The first one he lists is that developers can just fall into the trap of just not making any tests for their code. He states that a way to fix this is to just start creating tests for the code that you’re already working on and plan to always do this for future projects.
The next item his list is that developers need to design and make tests when they start their projects. This makes it easier to implement into the code that is currently being worked on rather than adding in tests later. Also adding in tests later may require developers to make architecture changes and will add on additional time.
The third item on the list is writing failing tests. Lacey goes into explaining that your should not specifically make tests to fail (or have a red outcome) because the point of writing tests is to make sure that our system is working properly.
The fourth thing on the list is having a fear of unimplemented tests. Having these types of tests (which also have a proper names for the functions they are preforming) will serve as a reminder about the intended function of the system as well as what the test should accomplish.
Fifth on the list is simply not giving your tests good, identifying names. Lacey states that the way you name your tests isn’t important; what matters is that your naming behaviors are consistent, and properly describe what the tests are suppose to do.
The next item is making tests that do too much. Here he gives a reminder that your tests should only be testing one thing; this could even be a series of simple things that make up one task even, but it should not be testing multiple long tasks.
Seventh on Lacey’s list of what not to do is not testing you code. Lacey points out that creating mocks and running them does not actually mean you are testing the code. He states that these types of “tests” could just end up being a waste of time and effort.
The next thing on the list is worrying too much about code coverage. Lacey states the knowing “how much of the code is executed when the tests are run should be useful but because it doesn’t consider the quality of the tests that are executing the code it can be meaningless.” He goes on to say that code coverage is only of interest if the coverage is too high or too low. Lacey then address what you kind of code should be tested then by stating “Does the code contain non-trivial complexity? If it does then you need some tests. If it doesn’t then you don’t.”
The ninth item that Lacey views as a mistake is only doing one type of testing. He states that if you’re only making one type of tests then you are not properly testing your software. It takes a multiple different tests to find mistakes in all areas of your system.
Number ten on the list focusing too much on short term tests. Tests should not be made to test something that is static; like if the code is written correctly. Instead tests should be written the make sure that the code continues to function correctly over time. Tests should be able to be run repeatedly to make sure that no new errors occur if new code is added or changed.
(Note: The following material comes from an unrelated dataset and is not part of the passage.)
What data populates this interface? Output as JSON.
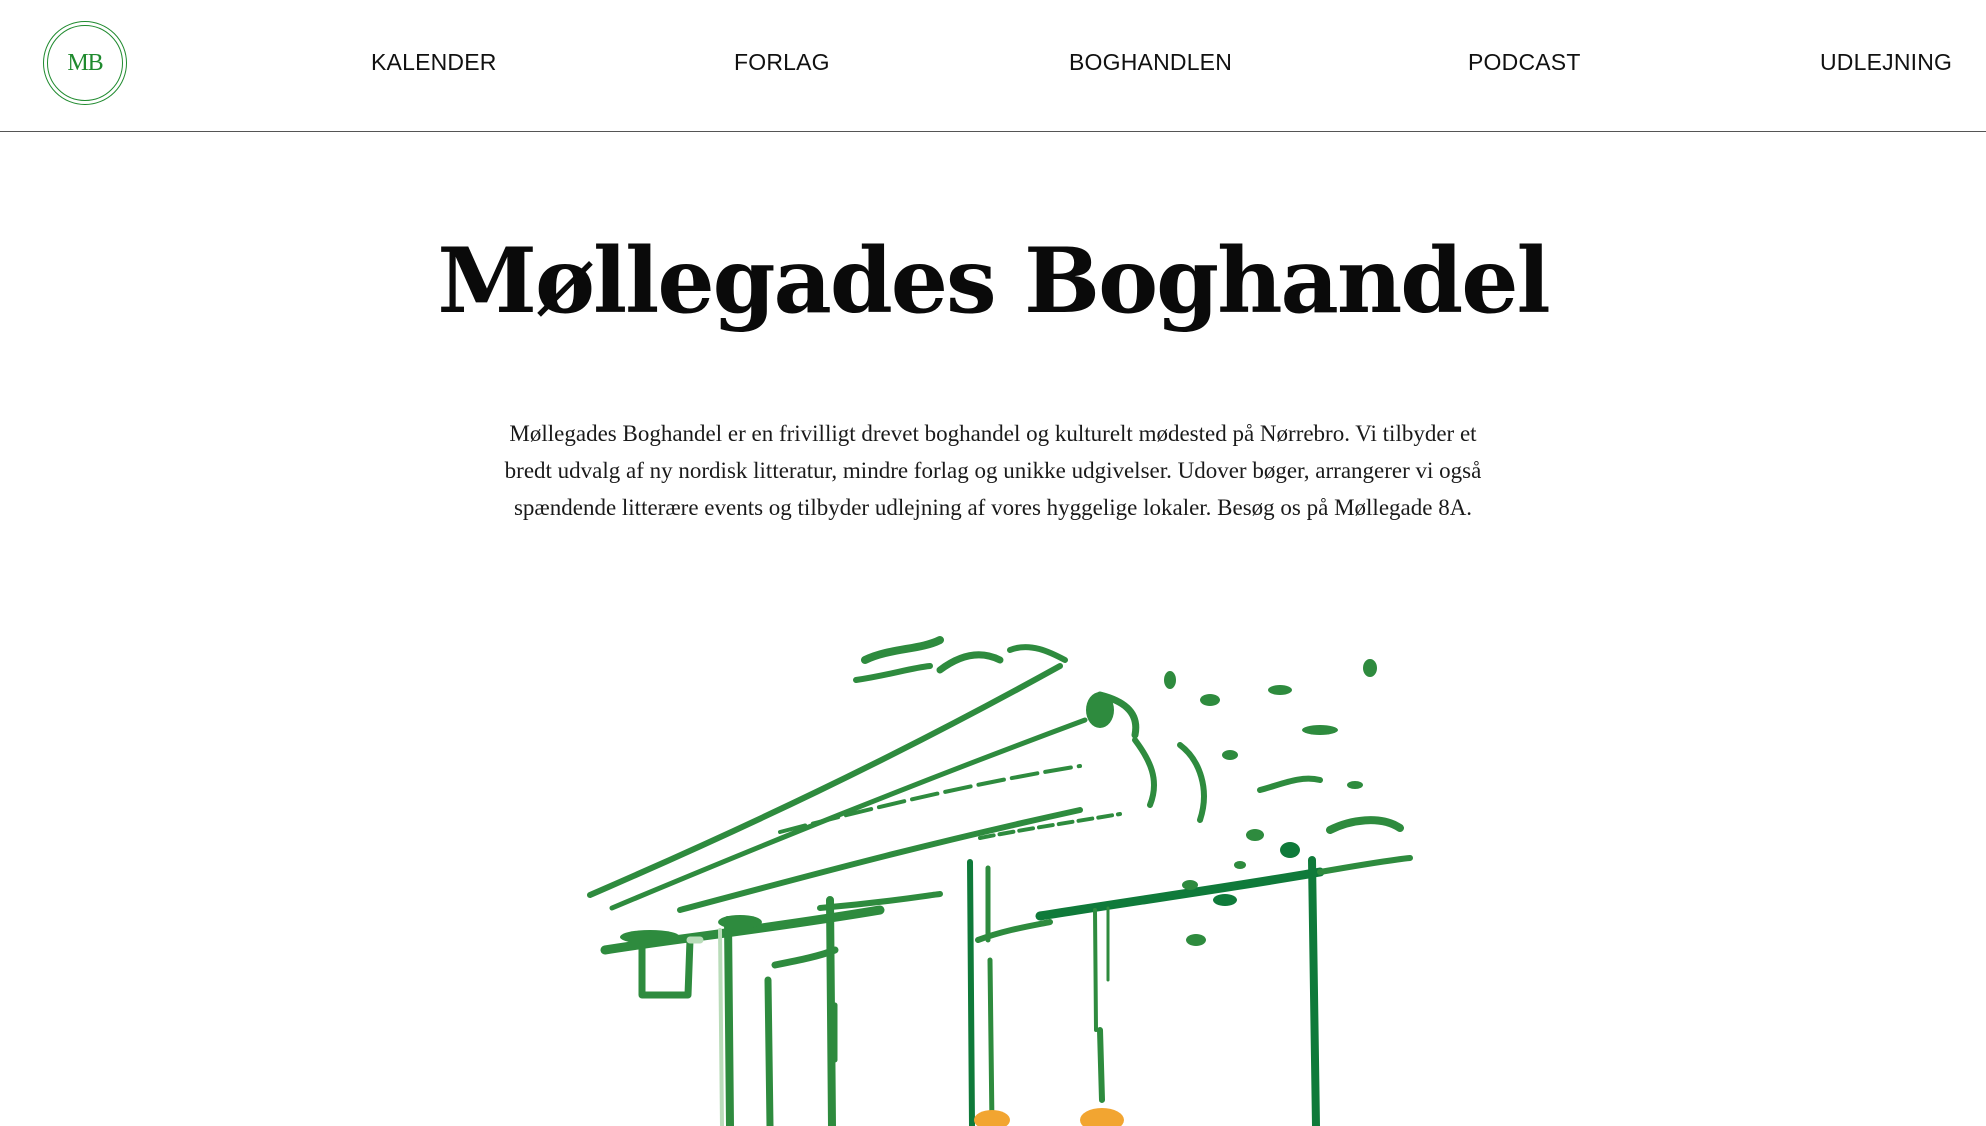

The last item on Lacey’s list of what not to do is being a developer that relies on someone else to create and run tests. Tests should always be available for developers to run if the need arises. If there is something that will hinder a quick execution of tests then that will just prevent developers from running the tests they need. The best thing to do, according to Lacey, is to make sure that “code and tests…be kept in the same place and any setup needed should be scripted.”